Step up and take on that extra responsibility, as it provides opportunities for personal and professional growth, making a significant and rewarding contribution to the community who elected you….
There are many opportunities to take on leadership as councillor – from being Mayor to representation on the MAV, VLGA, Metropolitan Transport and Waste Forums. New councillors hesitate to take these on, unsure of having necessary skills and experience. This is especially so of first-term women councillors.
I was first elected as a councillor – and mayor simultaneously – after years as a community activist attending many council meetings, familiar with council processes, and a teacher comfortable at chairing meetings!
These were valuable skills and experiences, but I mostly learned by doing.
The council organisation is a great support to councillors in leadership roles, employing people with expertise and passion about local government. Good leadership acknowledges, values and uses this expertise.
Networks of other councillors especially women mayors are a great support. No leadership role is effective unless continually engaged with the community you represent.
Through community activism, I learned how a council can get it right and wrong in engaging with the community. I learned the enormous value of council and community working together on complex problems, and the wonderful outcomes that can be achieved – in my experience like the Abbotsford Convent project!
The collaborative, participatory approach to engagement, which women excel at, is more effective than “command and control” in local government.
Community opinion and perspectives are fluid and influenced by many factors, so staying attuned and involved is critical to leadership within council and more broadly. The organised and articulate in the community are enormously valuable in driving and supporting council action; but there are a myriad of voices that need to be heard for good decisions to be made.
Leadership is the ability to hold that corner of the triangular relationship between councillors, organisation and community. Recognise triangles as strong structures, build on skills, be willing to learn, develop, and above all stay connected with community and their priorities.
Leadership in local government is not just one thing.
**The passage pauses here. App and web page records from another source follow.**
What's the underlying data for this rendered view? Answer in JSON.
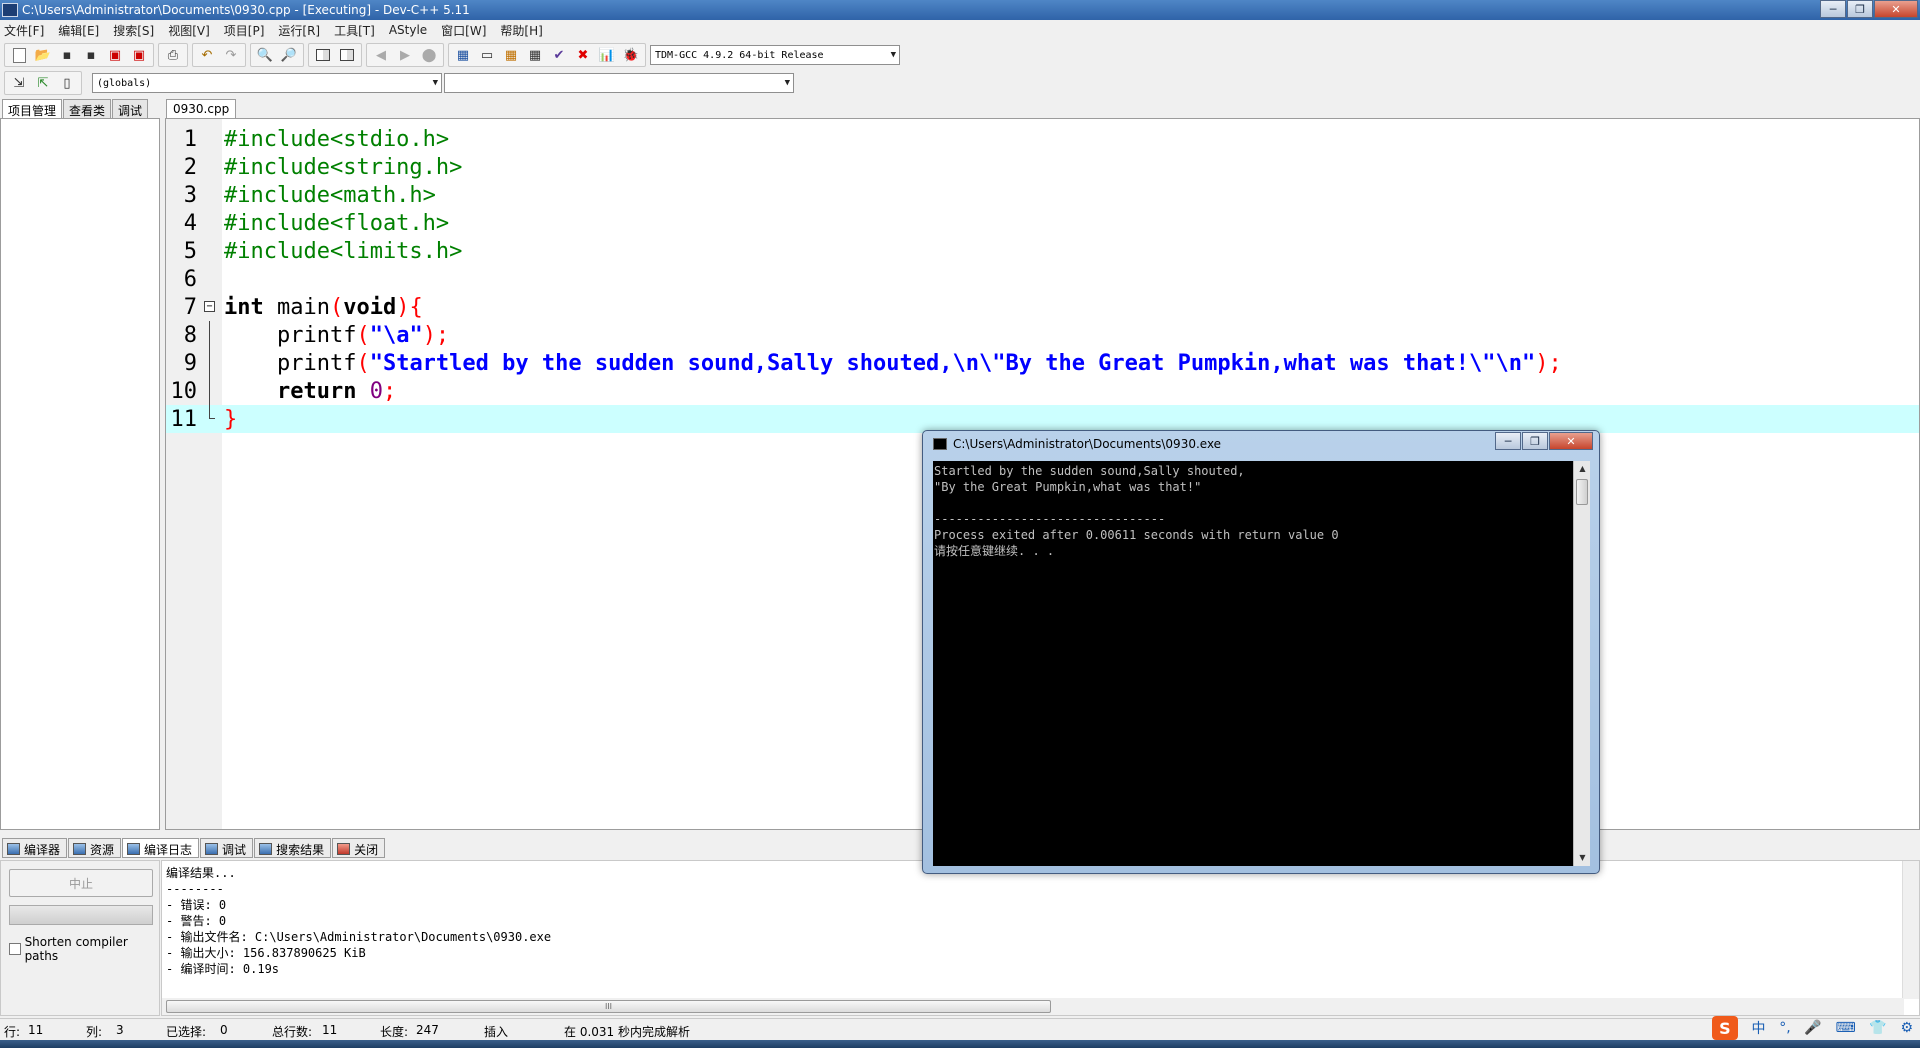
{
  "window": {
    "title": "C:\\Users\\Administrator\\Documents\\0930.cpp - [Executing] - Dev-C++ 5.11",
    "controls": [
      "─",
      "❐",
      "✕"
    ]
  },
  "menu": [
    "文件[F]",
    "编辑[E]",
    "搜索[S]",
    "视图[V]",
    "项目[P]",
    "运行[R]",
    "工具[T]",
    "AStyle",
    "窗口[W]",
    "帮助[H]"
  ],
  "toolbar": {
    "compiler_select": "TDM-GCC 4.9.2 64-bit Release",
    "scope_select": "(globals)",
    "function_select": ""
  },
  "left_panel": {
    "tabs": [
      "项目管理",
      "查看类",
      "调试"
    ]
  },
  "editor": {
    "tab_label": "0930.cpp",
    "current_line": 11,
    "lines": [
      {
        "n": "1",
        "code": "#include<stdio.h>"
      },
      {
        "n": "2",
        "code": "#include<string.h>"
      },
      {
        "n": "3",
        "code": "#include<math.h>"
      },
      {
        "n": "4",
        "code": "#include<float.h>"
      },
      {
        "n": "5",
        "code": "#include<limits.h>"
      },
      {
        "n": "6",
        "code": ""
      },
      {
        "n": "7",
        "kw": "int",
        "plain": " main",
        "sym1": "(",
        "kw2": "void",
        "sym2": "){"
      },
      {
        "n": "8",
        "plain": "    printf",
        "sym1": "(",
        "str": "\"\\a\"",
        "sym2": ");"
      },
      {
        "n": "9",
        "plain": "    printf",
        "sym1": "(",
        "str": "\"Startled by the sudden sound,Sally shouted,\\n\\\"By the Great Pumpkin,what was that!\\\"\\n\"",
        "sym2": ");"
      },
      {
        "n": "10",
        "kw": "    return",
        "num": " 0",
        "sym2": ";"
      },
      {
        "n": "11",
        "sym2": "}"
      }
    ]
  },
  "bottom": {
    "tabs": [
      "编译器",
      "资源",
      "编译日志",
      "调试",
      "搜索结果",
      "关闭"
    ],
    "active_tab": "编译日志",
    "stop_button": "中止",
    "shorten_paths_label": "Shorten compiler paths",
    "log_lines": [
      "编译结果...",
      "--------",
      "- 错误: 0",
      "- 警告: 0",
      "- 输出文件名: C:\\Users\\Administrator\\Documents\\0930.exe",
      "- 输出大小: 156.837890625 KiB",
      "- 编译时间: 0.19s"
    ],
    "scroll_thumb": "III"
  },
  "statusbar": {
    "row_label": "行:",
    "row": "11",
    "col_label": "列:",
    "col": "3",
    "sel_label": "已选择:",
    "sel": "0",
    "total_label": "总行数:",
    "total": "11",
    "len_label": "长度:",
    "len": "247",
    "mode": "插入",
    "parse": "在 0.031 秒内完成解析"
  },
  "ime": {
    "logo": "S",
    "items": [
      "中",
      "°,",
      "🎤",
      "⌨",
      "👕",
      "⚙"
    ]
  },
  "console": {
    "title": "C:\\Users\\Administrator\\Documents\\0930.exe",
    "output": [
      "Startled by the sudden sound,Sally shouted,",
      "\"By the Great Pumpkin,what was that!\"",
      "",
      "--------------------------------",
      "Process exited after 0.00611 seconds with return value 0",
      "请按任意键继续. . ."
    ]
  }
}
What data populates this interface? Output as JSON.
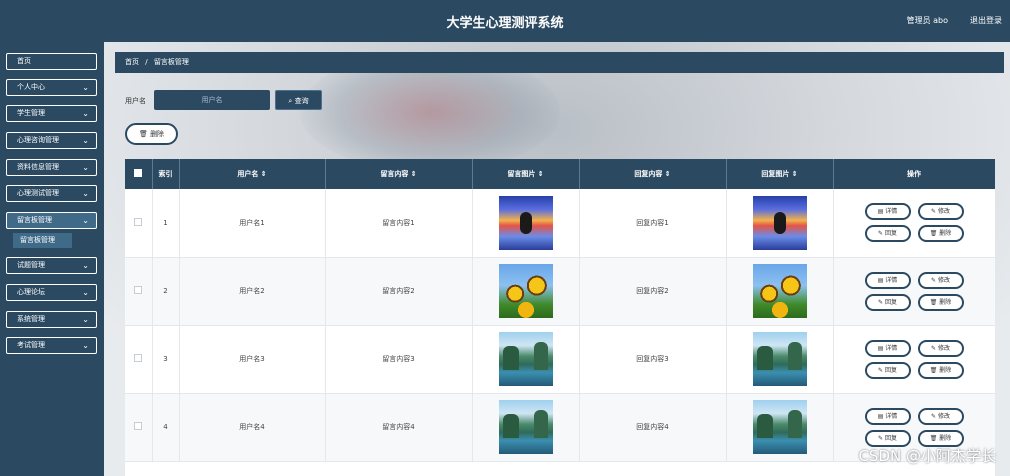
{
  "header": {
    "title": "大学生心理测评系统",
    "user": "管理员 abo",
    "logout": "退出登录"
  },
  "sidebar": {
    "items": [
      {
        "label": "首页",
        "has_chevron": false
      },
      {
        "label": "个人中心",
        "has_chevron": true
      },
      {
        "label": "学生管理",
        "has_chevron": true
      },
      {
        "label": "心理咨询管理",
        "has_chevron": true
      },
      {
        "label": "资料信息管理",
        "has_chevron": true
      },
      {
        "label": "心理测试管理",
        "has_chevron": true
      },
      {
        "label": "留言板管理",
        "has_chevron": true
      },
      {
        "label": "试题管理",
        "has_chevron": true
      },
      {
        "label": "心理论坛",
        "has_chevron": true
      },
      {
        "label": "系统管理",
        "has_chevron": true
      },
      {
        "label": "考试管理",
        "has_chevron": true
      }
    ],
    "sub_item": "留言板管理",
    "chevron_glyph": "⌄"
  },
  "breadcrumb": {
    "home": "首页",
    "sep": "/",
    "current": "留言板管理"
  },
  "search": {
    "label": "用户名",
    "placeholder": "用户名",
    "button": "查询",
    "delete_button": "删除"
  },
  "table": {
    "headers": [
      "索引",
      "用户名 ⇕",
      "留言内容 ⇕",
      "留言图片 ⇕",
      "回复内容 ⇕",
      "回复图片 ⇕",
      "操作"
    ],
    "rows": [
      {
        "index": "1",
        "username": "用户名1",
        "message": "留言内容1",
        "reply": "回复内容1",
        "image": "eclipse"
      },
      {
        "index": "2",
        "username": "用户名2",
        "message": "留言内容2",
        "reply": "回复内容2",
        "image": "sunflowers"
      },
      {
        "index": "3",
        "username": "用户名3",
        "message": "留言内容3",
        "reply": "回复内容3",
        "image": "lake"
      },
      {
        "index": "4",
        "username": "用户名4",
        "message": "留言内容4",
        "reply": "回复内容4",
        "image": "lake"
      }
    ],
    "actions": {
      "detail": "详情",
      "edit": "修改",
      "reply": "回复",
      "delete": "删除"
    }
  },
  "watermark": "CSDN @小阿杰学长",
  "colors": {
    "primary": "#2b4a62",
    "active": "#3f6a88"
  }
}
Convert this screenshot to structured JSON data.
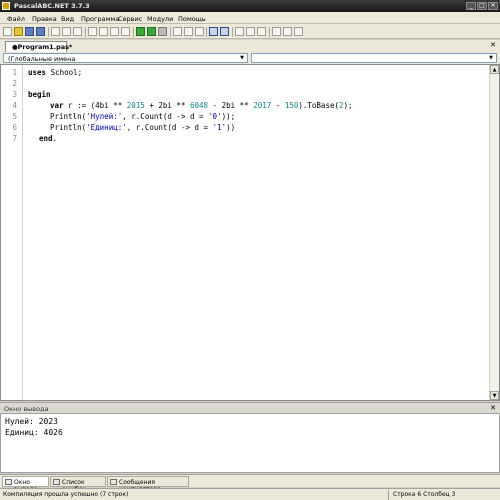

It’s the ability to firmly hold that corner of the triangle comprising the councillors, the organisation and the community, recognising that triangles are really strong structures, to build on the skills you bring to council, being willing to learn and develop, and above all staying connected with your community and their priorities.